Background: Data about the frequency of adverse events related to inappropriate care in hospitals come from studies of medical records as if they represented a true record of adverse events. In a prospective, observational design we analysed discussion of adverse events during the care of all patients admitted to three units of a large, urban teaching hospital affiliated to a university medical school. Discussion took place during routine clinical meetings. We undertook the study to enhance understanding of the incidence and scope of adverse events as a basis for preventing them.
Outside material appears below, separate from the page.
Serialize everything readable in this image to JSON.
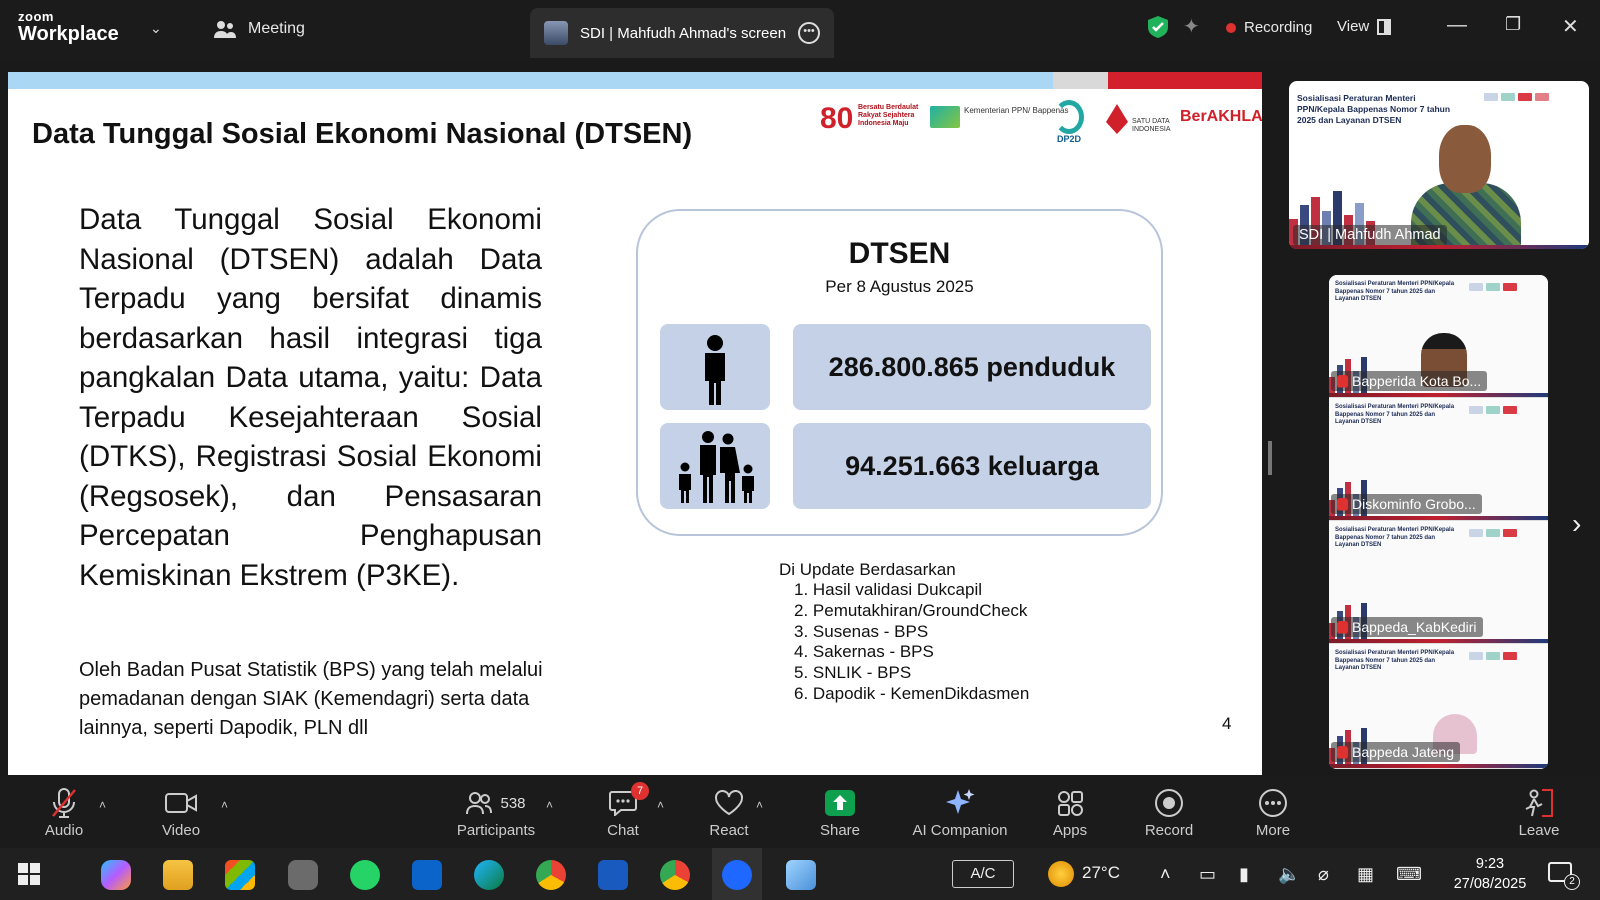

Methods: Ethnographers trained in qualitative observational research attended day-shift, weekday, regularly scheduled attending rounds, residents' work rounds, nursing shift changes, case conferences, and other scheduled meetings in three study units as well as various departmental and section meetings. They recorded all adverse events during patient care discussed at these meetings and developed a classification scheme to code the data. Data were collected about health-care providers' own assessments about the appropriateness of the care that patients received to assess the nature and impact of adverse events and how health-care providers and patients responded to the adverse events.
Findings: Of the 1047 patients in the study, 185 (17.7%) were said to have had at least one serious adverse event; having an initial event was linked to the seriousness of the patient's underlying illness. Patients with long stays in hospital had more adverse events than those with short stays. The likelihood of experiencing an adverse event increased about 6% for each day of hospital stay, 37.8% of adverse events were caused by an individual, 15.6% had interactive causes, and 9.8% were due to administrative decisions. Although 17.7% of patients experienced serious events that led to longer hospital stays and increased costs to the patients, only 1.2% (13) of the 1047 patients made claims for compensation.
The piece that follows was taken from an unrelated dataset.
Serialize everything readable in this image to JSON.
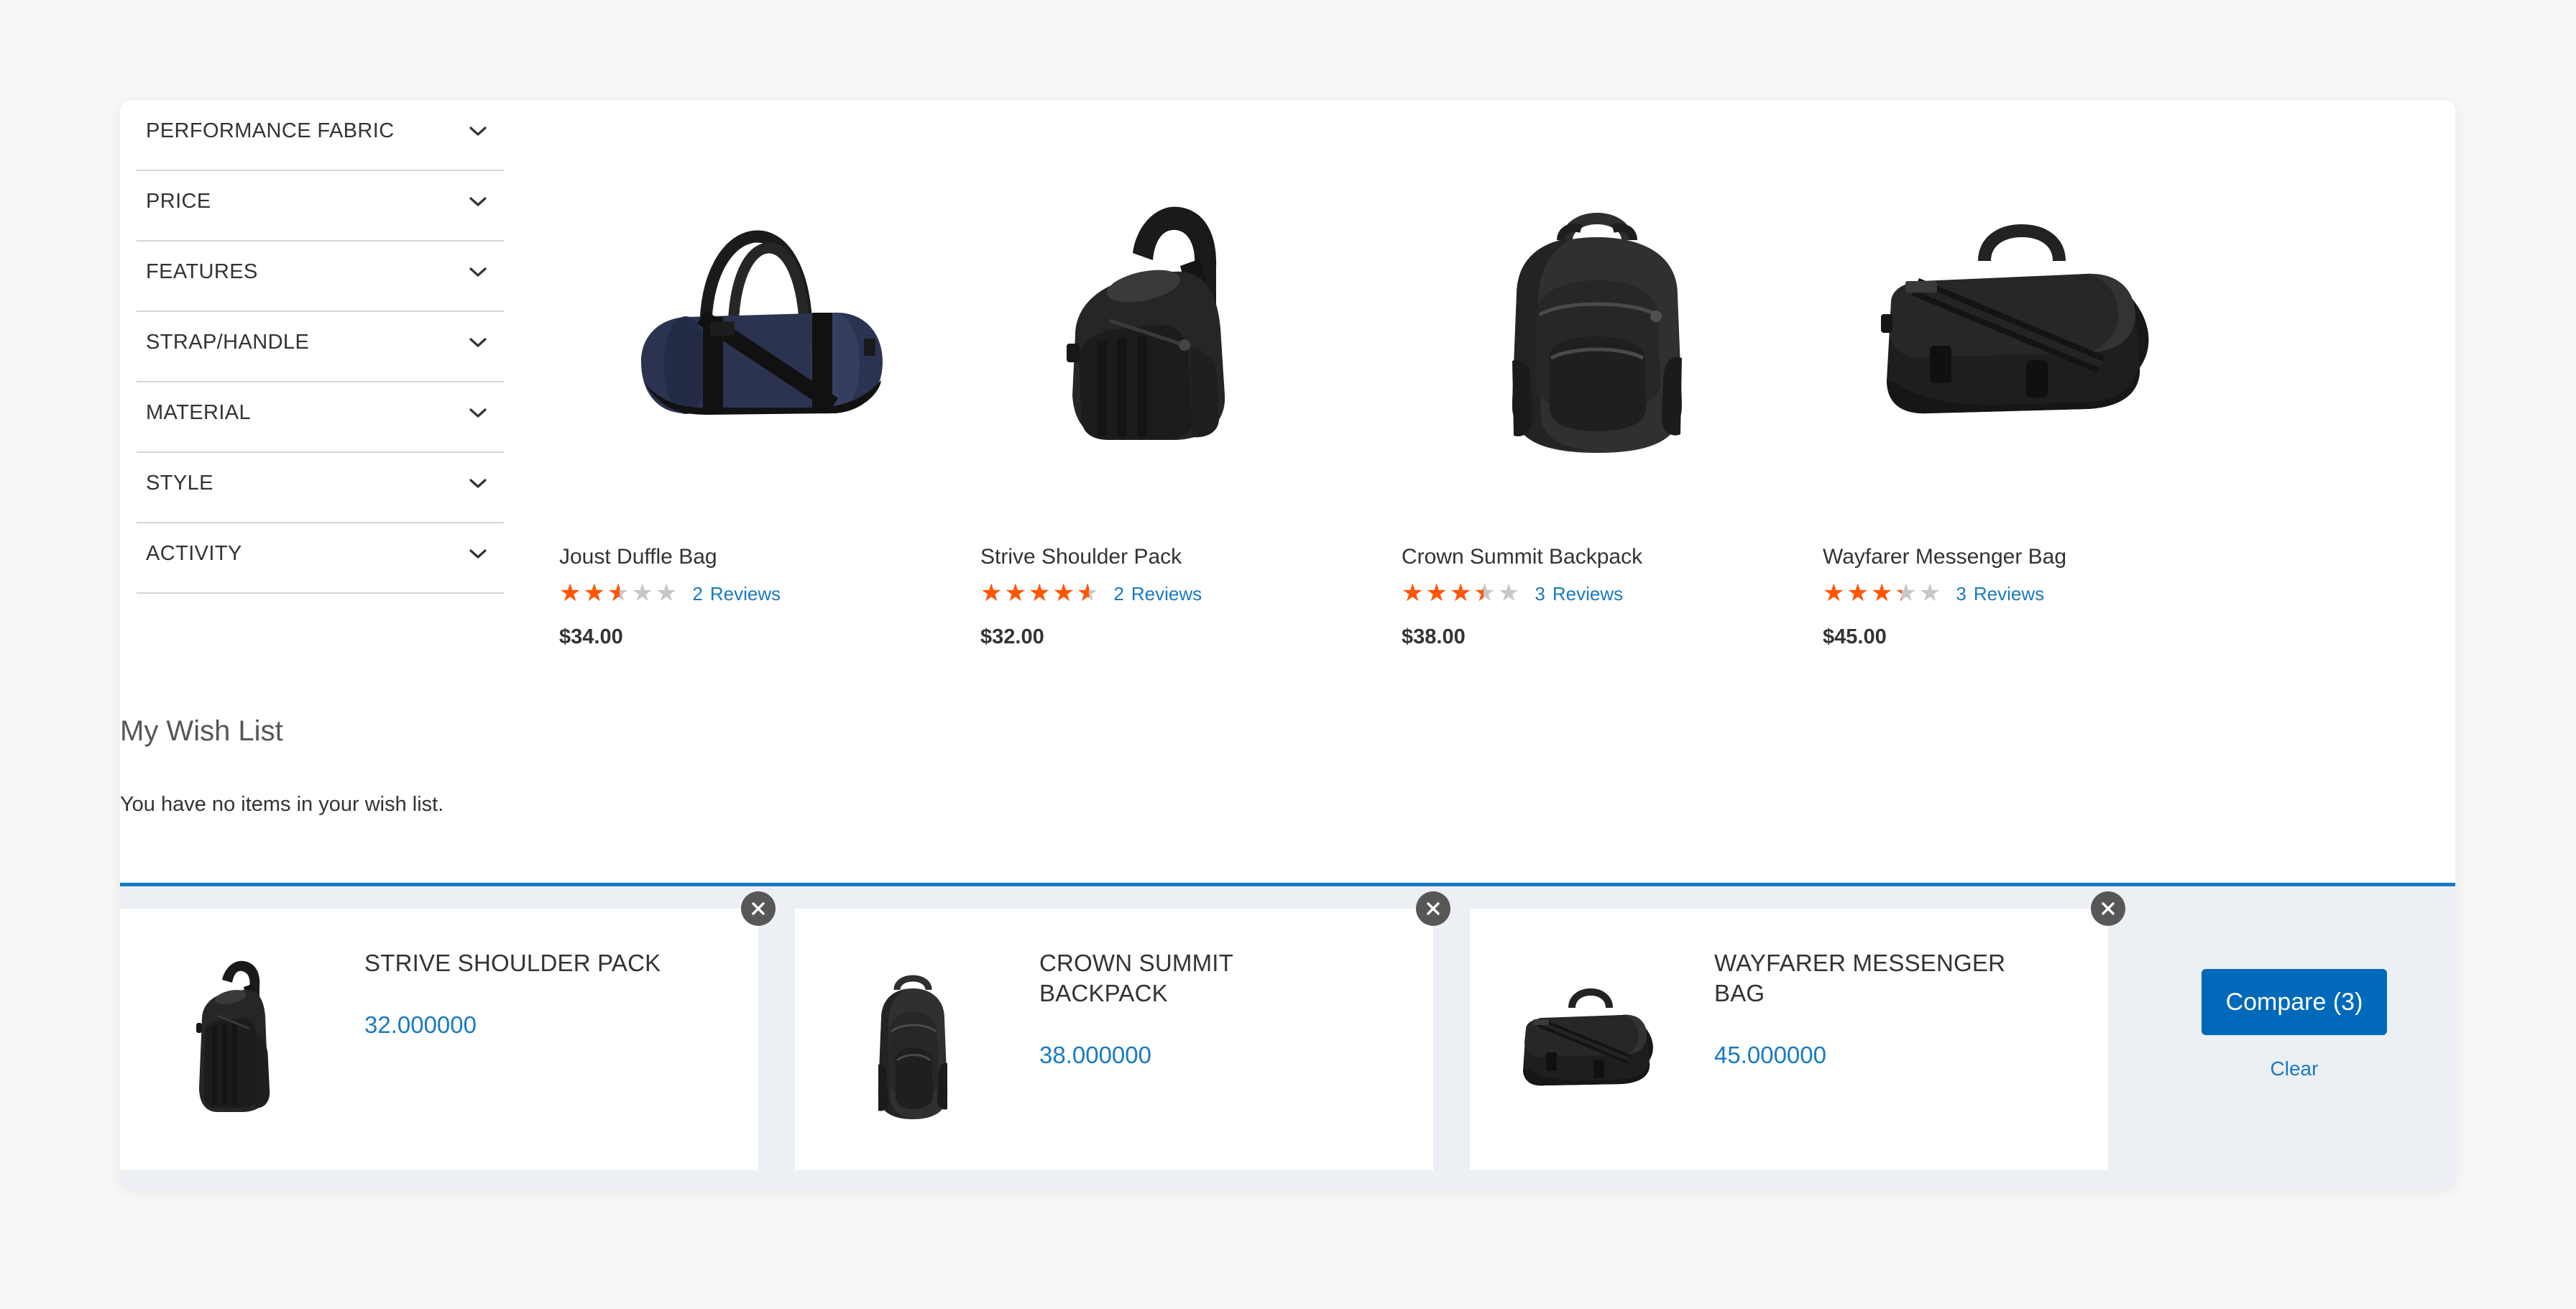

Interpretation: This study shows that there is a wide range of potential causes of adverse events that should be considered, and that careful attention must be paid to errors with interactive or administrative causes. Healthcare providers' own discussions of adverse events can be a good source of data for proactive error prevention.